### WHAT IS NEEDED:
The output must match the entries below exactly, with pictures removed.

=======

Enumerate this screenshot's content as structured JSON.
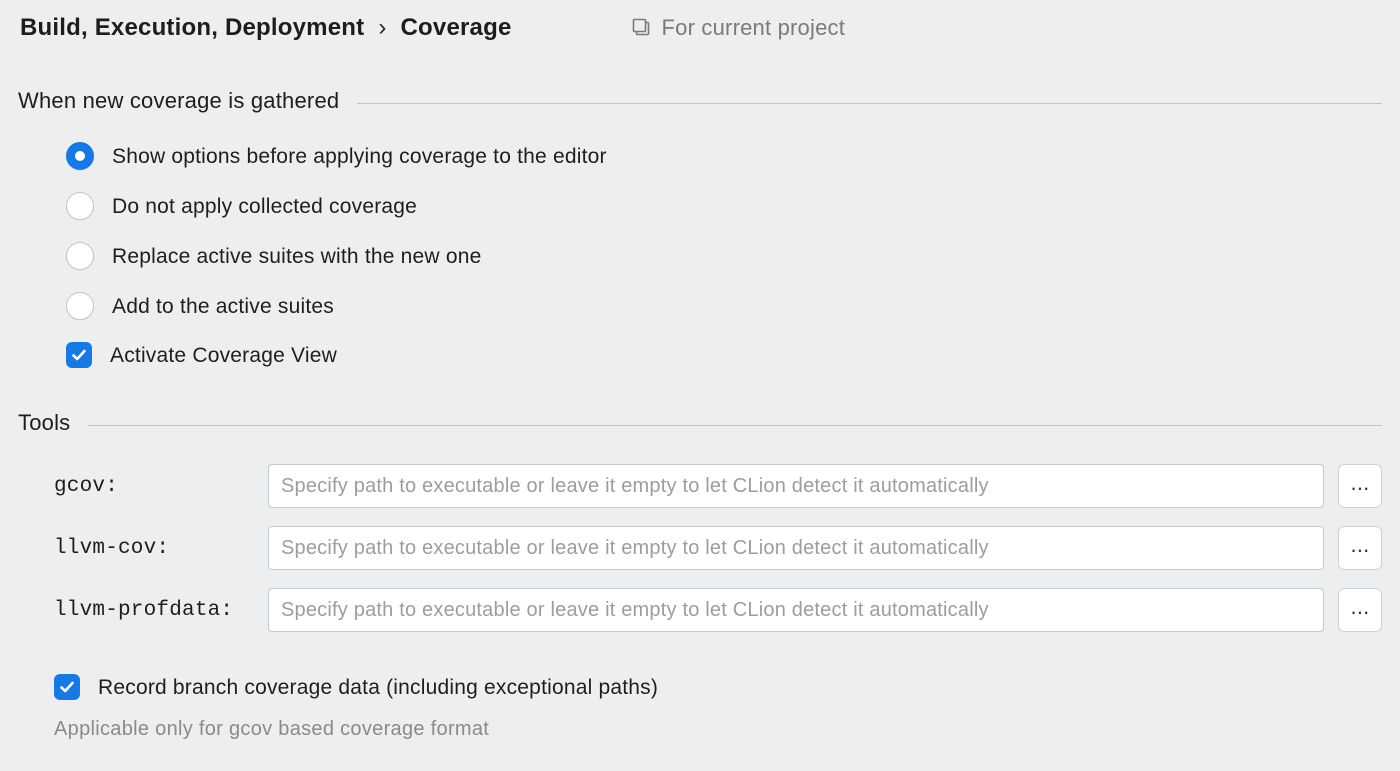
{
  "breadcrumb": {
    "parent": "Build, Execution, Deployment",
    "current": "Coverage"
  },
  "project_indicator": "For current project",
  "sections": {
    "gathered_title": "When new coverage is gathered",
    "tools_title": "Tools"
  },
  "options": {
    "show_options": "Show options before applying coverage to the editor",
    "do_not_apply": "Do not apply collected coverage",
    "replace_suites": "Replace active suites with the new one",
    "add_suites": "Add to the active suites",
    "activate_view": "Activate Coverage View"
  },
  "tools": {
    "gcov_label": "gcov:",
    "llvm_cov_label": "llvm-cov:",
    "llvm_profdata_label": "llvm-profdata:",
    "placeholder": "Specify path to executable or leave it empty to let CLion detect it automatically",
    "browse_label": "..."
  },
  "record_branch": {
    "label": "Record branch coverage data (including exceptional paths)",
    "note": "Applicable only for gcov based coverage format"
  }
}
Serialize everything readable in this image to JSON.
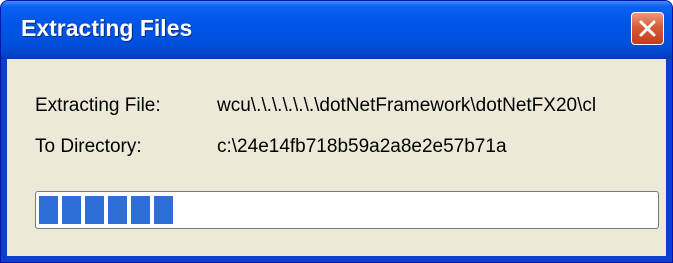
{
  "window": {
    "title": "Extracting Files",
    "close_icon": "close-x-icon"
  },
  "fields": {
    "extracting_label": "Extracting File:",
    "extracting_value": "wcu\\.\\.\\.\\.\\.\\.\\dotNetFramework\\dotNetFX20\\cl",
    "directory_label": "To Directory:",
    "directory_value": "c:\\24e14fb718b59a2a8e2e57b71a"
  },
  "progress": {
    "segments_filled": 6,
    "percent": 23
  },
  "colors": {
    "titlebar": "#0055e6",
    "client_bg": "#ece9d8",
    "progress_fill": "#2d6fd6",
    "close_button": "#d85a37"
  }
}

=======

### SOLUTION FOR THIS PROBLEM:
Enumerate this screenshot's content as structured JSON.
{
  "breadcrumb": {
    "parent": "Build, Execution, Deployment",
    "current": "Coverage"
  },
  "project_indicator": "For current project",
  "sections": {
    "gathered_title": "When new coverage is gathered",
    "tools_title": "Tools"
  },
  "options": {
    "show_options": "Show options before applying coverage to the editor",
    "do_not_apply": "Do not apply collected coverage",
    "replace_suites": "Replace active suites with the new one",
    "add_suites": "Add to the active suites",
    "activate_view": "Activate Coverage View"
  },
  "tools": {
    "gcov_label": "gcov:",
    "llvm_cov_label": "llvm-cov:",
    "llvm_profdata_label": "llvm-profdata:",
    "placeholder": "Specify path to executable or leave it empty to let CLion detect it automatically",
    "browse_label": "..."
  },
  "record_branch": {
    "label": "Record branch coverage data (including exceptional paths)",
    "note": "Applicable only for gcov based coverage format"
  }
}
Serialize everything readable in this image to JSON.
{
  "window": {
    "title": "Extracting Files",
    "close_icon": "close-x-icon"
  },
  "fields": {
    "extracting_label": "Extracting File:",
    "extracting_value": "wcu\\.\\.\\.\\.\\.\\.\\dotNetFramework\\dotNetFX20\\cl",
    "directory_label": "To Directory:",
    "directory_value": "c:\\24e14fb718b59a2a8e2e57b71a"
  },
  "progress": {
    "segments_filled": 6,
    "percent": 23
  },
  "colors": {
    "titlebar": "#0055e6",
    "client_bg": "#ece9d8",
    "progress_fill": "#2d6fd6",
    "close_button": "#d85a37"
  }
}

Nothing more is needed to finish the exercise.